Task instructions
Write the records out once more, so that nothing differs from the original.

Data extracts

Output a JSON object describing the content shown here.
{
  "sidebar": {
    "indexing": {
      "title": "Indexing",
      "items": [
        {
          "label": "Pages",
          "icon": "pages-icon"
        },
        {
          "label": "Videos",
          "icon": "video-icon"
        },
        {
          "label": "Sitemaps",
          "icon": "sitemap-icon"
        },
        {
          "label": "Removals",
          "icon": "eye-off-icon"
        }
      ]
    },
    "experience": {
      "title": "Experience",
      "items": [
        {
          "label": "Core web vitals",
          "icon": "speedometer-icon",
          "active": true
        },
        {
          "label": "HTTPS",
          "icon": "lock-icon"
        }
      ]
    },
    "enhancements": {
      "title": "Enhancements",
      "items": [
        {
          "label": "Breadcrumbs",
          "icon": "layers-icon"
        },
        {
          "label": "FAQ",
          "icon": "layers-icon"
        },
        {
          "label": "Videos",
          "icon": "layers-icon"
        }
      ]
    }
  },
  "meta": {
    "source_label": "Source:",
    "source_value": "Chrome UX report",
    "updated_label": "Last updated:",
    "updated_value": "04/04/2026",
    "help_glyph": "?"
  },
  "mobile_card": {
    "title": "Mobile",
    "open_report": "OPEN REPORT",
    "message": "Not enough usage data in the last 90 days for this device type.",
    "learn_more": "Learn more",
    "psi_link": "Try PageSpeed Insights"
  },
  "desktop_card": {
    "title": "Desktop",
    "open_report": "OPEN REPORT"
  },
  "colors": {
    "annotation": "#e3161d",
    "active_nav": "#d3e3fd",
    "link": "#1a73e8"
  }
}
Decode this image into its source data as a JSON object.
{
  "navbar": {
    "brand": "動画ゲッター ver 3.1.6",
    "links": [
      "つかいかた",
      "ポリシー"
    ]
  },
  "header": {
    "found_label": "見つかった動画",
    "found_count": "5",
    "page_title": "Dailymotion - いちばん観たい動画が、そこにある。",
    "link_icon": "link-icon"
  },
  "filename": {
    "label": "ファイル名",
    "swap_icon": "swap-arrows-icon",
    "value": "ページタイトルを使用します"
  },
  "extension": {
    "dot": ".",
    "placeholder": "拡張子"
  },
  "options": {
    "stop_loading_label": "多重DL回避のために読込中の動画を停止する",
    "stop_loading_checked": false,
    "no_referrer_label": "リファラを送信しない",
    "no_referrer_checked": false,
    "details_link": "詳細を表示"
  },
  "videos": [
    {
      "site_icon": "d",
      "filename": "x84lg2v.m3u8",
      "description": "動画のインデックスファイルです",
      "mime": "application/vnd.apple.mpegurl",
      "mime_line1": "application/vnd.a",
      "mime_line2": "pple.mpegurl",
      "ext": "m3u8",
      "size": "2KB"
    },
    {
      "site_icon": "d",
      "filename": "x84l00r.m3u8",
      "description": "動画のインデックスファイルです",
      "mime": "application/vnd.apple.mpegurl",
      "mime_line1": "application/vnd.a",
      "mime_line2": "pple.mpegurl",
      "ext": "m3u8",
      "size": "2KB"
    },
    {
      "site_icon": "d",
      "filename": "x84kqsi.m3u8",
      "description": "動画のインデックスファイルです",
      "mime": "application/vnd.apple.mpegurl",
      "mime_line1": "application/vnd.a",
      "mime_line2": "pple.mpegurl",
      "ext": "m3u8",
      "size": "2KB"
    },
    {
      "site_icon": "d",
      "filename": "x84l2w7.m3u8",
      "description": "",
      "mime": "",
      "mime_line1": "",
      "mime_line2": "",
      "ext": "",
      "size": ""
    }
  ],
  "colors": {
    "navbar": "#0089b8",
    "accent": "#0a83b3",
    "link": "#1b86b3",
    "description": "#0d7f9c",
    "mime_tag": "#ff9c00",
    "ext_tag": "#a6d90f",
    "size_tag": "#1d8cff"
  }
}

Response to the task
Output a JSON object describing the content shown here.
{
  "sidebar": {
    "indexing": {
      "title": "Indexing",
      "items": [
        {
          "label": "Pages",
          "icon": "pages-icon"
        },
        {
          "label": "Videos",
          "icon": "video-icon"
        },
        {
          "label": "Sitemaps",
          "icon": "sitemap-icon"
        },
        {
          "label": "Removals",
          "icon": "eye-off-icon"
        }
      ]
    },
    "experience": {
      "title": "Experience",
      "items": [
        {
          "label": "Core web vitals",
          "icon": "speedometer-icon",
          "active": true
        },
        {
          "label": "HTTPS",
          "icon": "lock-icon"
        }
      ]
    },
    "enhancements": {
      "title": "Enhancements",
      "items": [
        {
          "label": "Breadcrumbs",
          "icon": "layers-icon"
        },
        {
          "label": "FAQ",
          "icon": "layers-icon"
        },
        {
          "label": "Videos",
          "icon": "layers-icon"
        }
      ]
    }
  },
  "meta": {
    "source_label": "Source:",
    "source_value": "Chrome UX report",
    "updated_label": "Last updated:",
    "updated_value": "04/04/2026",
    "help_glyph": "?"
  },
  "mobile_card": {
    "title": "Mobile",
    "open_report": "OPEN REPORT",
    "message": "Not enough usage data in the last 90 days for this device type.",
    "learn_more": "Learn more",
    "psi_link": "Try PageSpeed Insights"
  },
  "desktop_card": {
    "title": "Desktop",
    "open_report": "OPEN REPORT"
  },
  "colors": {
    "annotation": "#e3161d",
    "active_nav": "#d3e3fd",
    "link": "#1a73e8"
  }
}
Decode this image into its source data as a JSON object.
{
  "navbar": {
    "brand": "動画ゲッター ver 3.1.6",
    "links": [
      "つかいかた",
      "ポリシー"
    ]
  },
  "header": {
    "found_label": "見つかった動画",
    "found_count": "5",
    "page_title": "Dailymotion - いちばん観たい動画が、そこにある。",
    "link_icon": "link-icon"
  },
  "filename": {
    "label": "ファイル名",
    "swap_icon": "swap-arrows-icon",
    "value": "ページタイトルを使用します"
  },
  "extension": {
    "dot": ".",
    "placeholder": "拡張子"
  },
  "options": {
    "stop_loading_label": "多重DL回避のために読込中の動画を停止する",
    "stop_loading_checked": false,
    "no_referrer_label": "リファラを送信しない",
    "no_referrer_checked": false,
    "details_link": "詳細を表示"
  },
  "videos": [
    {
      "site_icon": "d",
      "filename": "x84lg2v.m3u8",
      "description": "動画のインデックスファイルです",
      "mime": "application/vnd.apple.mpegurl",
      "mime_line1": "application/vnd.a",
      "mime_line2": "pple.mpegurl",
      "ext": "m3u8",
      "size": "2KB"
    },
    {
      "site_icon": "d",
      "filename": "x84l00r.m3u8",
      "description": "動画のインデックスファイルです",
      "mime": "application/vnd.apple.mpegurl",
      "mime_line1": "application/vnd.a",
      "mime_line2": "pple.mpegurl",
      "ext": "m3u8",
      "size": "2KB"
    },
    {
      "site_icon": "d",
      "filename": "x84kqsi.m3u8",
      "description": "動画のインデックスファイルです",
      "mime": "application/vnd.apple.mpegurl",
      "mime_line1": "application/vnd.a",
      "mime_line2": "pple.mpegurl",
      "ext": "m3u8",
      "size": "2KB"
    },
    {
      "site_icon": "d",
      "filename": "x84l2w7.m3u8",
      "description": "",
      "mime": "",
      "mime_line1": "",
      "mime_line2": "",
      "ext": "",
      "size": ""
    }
  ],
  "colors": {
    "navbar": "#0089b8",
    "accent": "#0a83b3",
    "link": "#1b86b3",
    "description": "#0d7f9c",
    "mime_tag": "#ff9c00",
    "ext_tag": "#a6d90f",
    "size_tag": "#1d8cff"
  }
}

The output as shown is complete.